Society of Women Journalists
The Society of Women Journalists (SWJ) was formed in the spring of 1894 by J. S. Wood, editor and publisher of The Gentlewoman. Charlotte Humphry, who wrote under the pen name “Madge” for Truth, was the first president, and Mary Frances Billington, Mrs. Talbot Coke, Lady Colin Campbell, Mrs. Frank Leslie, and Mrs. Arthur Stannard were among the first Vice Presidents. Founded at a time when most press clubs and organizations either excluded women or admitted them only grudgingly, the SWJ offered considerable benefits to members. In addition to space to work, the organization provided a literary advisor to read manuscripts, a solicitor to help negotiate contracts, and numerous networking opportunities through its regular teas, president’s receptions, and lecture series. Though membership fell during World War I, as paper shortages prompted periodicals to furlough staff, by 1945 the organization had rebounded. In 1951, the organization changed its name to the Society of Women Writers and Journalists to reflect its expanding scope. It continues to support women writers today.

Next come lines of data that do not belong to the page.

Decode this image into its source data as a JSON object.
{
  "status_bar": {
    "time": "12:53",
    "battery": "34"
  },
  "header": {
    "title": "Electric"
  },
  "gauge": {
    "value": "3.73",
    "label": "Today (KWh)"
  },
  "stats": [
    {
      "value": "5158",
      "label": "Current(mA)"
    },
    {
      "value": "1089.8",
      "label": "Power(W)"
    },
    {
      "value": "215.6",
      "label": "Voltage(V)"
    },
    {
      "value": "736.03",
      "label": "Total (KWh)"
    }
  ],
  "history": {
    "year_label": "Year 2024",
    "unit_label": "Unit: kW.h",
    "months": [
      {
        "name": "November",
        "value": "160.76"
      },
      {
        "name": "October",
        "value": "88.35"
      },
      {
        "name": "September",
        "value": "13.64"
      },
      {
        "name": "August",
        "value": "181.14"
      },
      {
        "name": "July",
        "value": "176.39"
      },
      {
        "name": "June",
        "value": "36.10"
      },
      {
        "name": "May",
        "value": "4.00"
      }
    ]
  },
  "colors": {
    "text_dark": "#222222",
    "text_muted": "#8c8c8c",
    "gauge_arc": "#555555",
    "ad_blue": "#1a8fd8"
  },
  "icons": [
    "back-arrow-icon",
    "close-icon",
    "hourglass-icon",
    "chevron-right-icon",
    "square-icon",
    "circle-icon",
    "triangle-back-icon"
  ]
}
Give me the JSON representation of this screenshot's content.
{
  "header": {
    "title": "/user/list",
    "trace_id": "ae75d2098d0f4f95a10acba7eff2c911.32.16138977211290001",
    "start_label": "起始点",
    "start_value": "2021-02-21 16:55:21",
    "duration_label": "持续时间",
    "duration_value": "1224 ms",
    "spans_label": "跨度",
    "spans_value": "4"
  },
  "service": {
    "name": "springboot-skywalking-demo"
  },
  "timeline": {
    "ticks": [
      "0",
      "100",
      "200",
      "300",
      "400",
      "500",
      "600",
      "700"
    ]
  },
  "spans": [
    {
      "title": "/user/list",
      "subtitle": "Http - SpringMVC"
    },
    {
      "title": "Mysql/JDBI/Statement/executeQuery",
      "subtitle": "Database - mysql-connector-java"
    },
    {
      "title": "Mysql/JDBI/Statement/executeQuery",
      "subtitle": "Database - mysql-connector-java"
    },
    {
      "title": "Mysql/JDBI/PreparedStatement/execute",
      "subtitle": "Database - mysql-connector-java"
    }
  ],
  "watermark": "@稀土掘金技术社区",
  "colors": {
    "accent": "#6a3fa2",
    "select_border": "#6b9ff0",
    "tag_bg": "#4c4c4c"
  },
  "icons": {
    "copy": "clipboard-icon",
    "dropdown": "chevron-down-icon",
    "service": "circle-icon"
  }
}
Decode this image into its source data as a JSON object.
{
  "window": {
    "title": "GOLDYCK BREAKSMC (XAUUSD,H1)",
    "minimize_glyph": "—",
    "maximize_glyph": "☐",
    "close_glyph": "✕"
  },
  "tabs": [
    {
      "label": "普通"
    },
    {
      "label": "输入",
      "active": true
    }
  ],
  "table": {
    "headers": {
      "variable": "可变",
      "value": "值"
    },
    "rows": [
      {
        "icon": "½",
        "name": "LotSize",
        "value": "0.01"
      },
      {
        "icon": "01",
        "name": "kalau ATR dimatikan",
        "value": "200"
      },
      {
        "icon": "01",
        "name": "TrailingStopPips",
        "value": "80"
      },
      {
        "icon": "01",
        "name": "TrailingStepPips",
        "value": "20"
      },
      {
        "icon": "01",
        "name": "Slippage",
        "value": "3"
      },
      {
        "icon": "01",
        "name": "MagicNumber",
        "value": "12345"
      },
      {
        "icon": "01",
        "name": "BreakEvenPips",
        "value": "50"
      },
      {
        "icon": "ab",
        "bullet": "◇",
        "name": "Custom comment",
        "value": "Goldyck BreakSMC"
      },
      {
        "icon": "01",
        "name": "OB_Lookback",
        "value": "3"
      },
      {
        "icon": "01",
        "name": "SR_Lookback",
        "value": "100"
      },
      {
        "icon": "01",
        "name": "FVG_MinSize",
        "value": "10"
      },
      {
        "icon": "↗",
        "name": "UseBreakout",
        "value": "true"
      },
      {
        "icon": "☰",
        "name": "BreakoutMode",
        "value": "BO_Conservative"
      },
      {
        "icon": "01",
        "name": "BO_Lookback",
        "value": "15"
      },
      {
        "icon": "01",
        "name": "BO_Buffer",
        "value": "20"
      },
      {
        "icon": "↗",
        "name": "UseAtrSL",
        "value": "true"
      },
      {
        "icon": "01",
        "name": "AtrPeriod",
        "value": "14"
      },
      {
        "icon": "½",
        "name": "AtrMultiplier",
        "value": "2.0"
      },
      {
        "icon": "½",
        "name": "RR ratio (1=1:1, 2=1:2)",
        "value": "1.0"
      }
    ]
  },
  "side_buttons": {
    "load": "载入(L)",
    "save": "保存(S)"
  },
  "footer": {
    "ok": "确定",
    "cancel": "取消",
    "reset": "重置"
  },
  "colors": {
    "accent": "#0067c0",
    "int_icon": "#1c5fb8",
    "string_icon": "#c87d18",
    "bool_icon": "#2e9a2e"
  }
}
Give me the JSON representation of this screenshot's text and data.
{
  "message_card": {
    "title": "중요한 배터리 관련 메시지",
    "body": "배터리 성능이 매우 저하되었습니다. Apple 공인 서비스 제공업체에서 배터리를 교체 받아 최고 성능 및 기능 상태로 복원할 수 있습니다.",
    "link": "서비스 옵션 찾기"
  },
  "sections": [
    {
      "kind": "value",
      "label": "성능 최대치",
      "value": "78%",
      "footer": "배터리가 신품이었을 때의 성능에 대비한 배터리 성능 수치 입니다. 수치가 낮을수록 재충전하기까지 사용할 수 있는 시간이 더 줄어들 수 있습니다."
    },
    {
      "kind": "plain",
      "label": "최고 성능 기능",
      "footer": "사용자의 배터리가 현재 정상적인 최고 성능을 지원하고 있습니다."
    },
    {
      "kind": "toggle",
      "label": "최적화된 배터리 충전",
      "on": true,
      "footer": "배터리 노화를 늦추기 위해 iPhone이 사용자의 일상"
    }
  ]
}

About this Project
This site is a research database of membership in the Society of Women Journalists between 1894 and 1914. It is a searchable, free online resource that currently offers the ability to:
- Search by member name & penname
- TBA for more search features
This project was created in order to:
- Recover the identities of women working as journalists at the turn of the twentieth century
- Map networks of social and professional support among female journalists
- Recover a more detailed history of the early years of the SWJ
- Centralize and make more widely accessible SWJ membership lists.
Membership lists come from SWJ Annual Reports published between 1898 and 1915. Incomplete runs of the Annual Reports can be found at the British Library, the Bodleian Library, the New York Public Library, the Library of Congress, and the Toronto Public Library. I have not been able to locate Annual Reports for the first four years of the organization’s existence or for its twentieth year, 1913-1914. I draw on reports about SWJ activities in nineteenth- and early-twentieth-century periodicals to reconstitute membership lists for these years. Biographical information about members comes from a number of sources, including Ancestry, At the Circulating Library, British Periodicals, C19: The Nineteenth Century Index, Oxford Dictionary of National Biography, Wikipedia, and the SWJ's own periodical, The Woman Journalist.
The database and website were created by a team of faculty and students at the University of Dayton. The project facilitates student and faculty research on women writers from the turn of the twentieth century and on web development.
This project was funded by a Liberal Arts Scholarship Catalyst Grant (2021) and a Dean’s Summer Fellowship (2021), both awarded by the College of Arts and Sciences at the University of Dayton. A special thank you to Dr. Phu Phung and Dr. Nick Stiffler for generously sharing their time and expertise in the web development of this project.
If you would like to contribute information or biographies about Society of Women Journalists members between 1894 and 1914, please contact Laura Vorachek (email@example.com).